Harnessing agricultural ecosystem biodiversity for bean production and food security
Donor: UK Darwin Initiative (DfID/Defra)
Partners: RBG Kew, NRI, NM-AIST, LUANAR
Project profile on the UK Darwin Initiative website
This project will survey plant and invertebrate biodiversity in bean ecosystems in Tanzania and Malawi and evaluate their ecologies and identify plant species that (i) attract, nourish and provide habitat for natural enemies of pests; (ii) promote the activity of pollinator insects in crops and (iii) provide environmentally-benign ‘botanical insecticides’ as additional control for pests. This will require a systematic analysis of roles and interactions of pest and biological control species/habitats, supporting development of management systems that increase productivity through strategic integration of biodiversity. Using this knowledge we will develop interventions that maintain and optimise these ecosystem services.
Safe and effective pesticidal plants for agro-ecological intensification of legumes
Donor: McKnight Foundation
Partners: RBG Kew, NRI, NM-AIST, LUANAR
Project profile on the McKnight Collaborative Crop Research Programme website
The overall goal of the project is to demonstrate farmer relevant pest management practices that can reduce crop losses to pests in Malawi and Tanzania through the development and optimization of plant-based pest management technologies that are simple, effective, reliable, safe, low-cost and appropriate for the control of field and storage insect pests of legume crops grown by poor farmers. The technologies will be based on widely distributed and easily cultivated species such as Tephrosia vogelii, Tanacetum cinerariifolium (Pyrethrum), Tithonia diversifolia, Lantana camara, Vernonia amygdalina, Lippia javanica and Dysphania ambrosioides as well as indigenous woody plants such as Zanha africana and Securidaca longepedunculata. In carrying out this general goal, we plan to build technical capacity for a pesticidal plant sector by supporting and mentoring Masters students who will have opportunities to carry out a range of lab, field and farm based research cutting across disciplines of natural product chemistry, entomology, chemical ecology, insect behaviour as well as experimental design, data collection, statistical analysis, working with farmers and using analytical tools. A second goal is to help champion the development of the pesticidal plant value chain in Africa by working with businesses and policy makers in order to increase supply and demand of pest control options suitable for integration into agro-ecological intensification programmes.
SAFE Hub - Sustainable Agriculture From Ecological-intensification
Project under development
Partners: See project page
The SAFE Hub will overcome barriers to wide ecological intensification (EI) adoption by:
- Collating existing evidence and facilitating new interdisciplinary research to investigate the social, economic and ecological viability of EI within current and future farming systems relevant to each region.
- Building active partnerships and collaborative ways of working between farmers, policymakers, industry, retailers and EI researchers, to raise awareness and build capacity.

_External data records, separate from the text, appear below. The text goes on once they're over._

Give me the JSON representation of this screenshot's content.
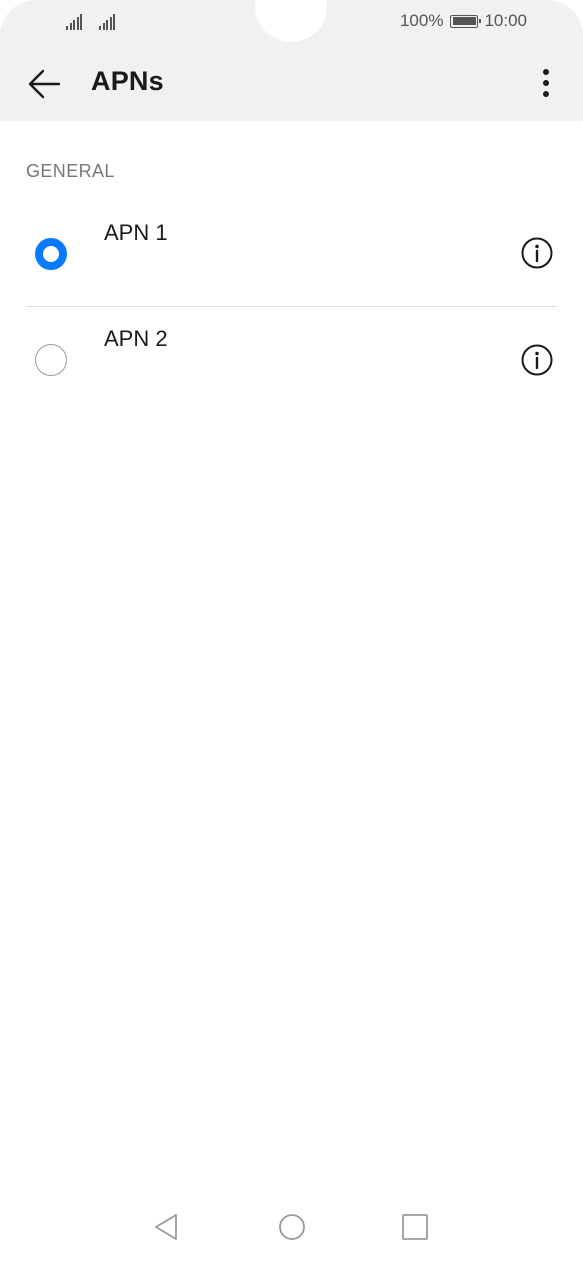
{
  "status_bar": {
    "battery_percent": "100%",
    "time": "10:00",
    "icons": [
      "signal-icon",
      "signal-icon",
      "battery-icon"
    ]
  },
  "toolbar": {
    "title": "APNs",
    "back_icon": "back-arrow-icon",
    "more_icon": "more-vertical-icon"
  },
  "section": {
    "header": "GENERAL"
  },
  "apns": [
    {
      "name": "APN 1",
      "selected": true,
      "info_icon": "info-icon"
    },
    {
      "name": "APN 2",
      "selected": false,
      "info_icon": "info-icon"
    }
  ],
  "nav_bar": {
    "icons": [
      "nav-back-icon",
      "nav-home-icon",
      "nav-recents-icon"
    ]
  },
  "colors": {
    "accent": "#0a7bff",
    "header_bg": "#f1f1f1",
    "section_text": "#777777"
  }
}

- Developing content for evidence-based awareness-raising and training materials relating to the importance and management of ecosystem services in agriculture.
- Ensuring relevance to local context and whole systems, through understanding local trends to focus on different levels of policy change to influence: policy Instruments (e.g., targeted investment), overall policy (i.e., challenge conventions aligned to conventional agricultural inputs), and stimulate policy paradigm shifts.
- Co-developing mechanisms for appropriate, accessible, and reliable agricultural advice in each region, with particular focus on issues of justice, equity and ethics.
The SAFE hub will demonstrate that the benefits flowing from investment in EI innovations greatly outweigh the costs of inaction
Innovation for improved strawberry pollination by commercial bumblebees using caffeine
Donor: BBSRC IPA with Biobest Ltd and Berry Gardens Growers Ltd.
Partners: NRI, NIAB EMR, Berry Gardens Growers Ltd., Biobest Ltd.
Project page on NRI website
This project is investigaing whether it is possible to prime managed bumblebees on strawberry farms to prefer foraging on the flowers of the crop, in order to pollinate them more effectively. The project is carrying out experiments to test the ability of caffeine to improve crop pollination in field and laboratory settings. Bumblebees are provided experimentally with caffeinated nectar alongside a synthetic strawberry flower's scent. Since caffeine improves bees' memory for the scents of flowers, we are evaluating whether these bees show increased foraging activity and attraction to strawberry flowers when they receive this priming treatment. We predict that if the preference of commercial bumblebees for strawberries is improved, the bees will visit more flowers, be more efficient at pollinating the crop and thus will enable the production of higher-quality, more valuable fruit.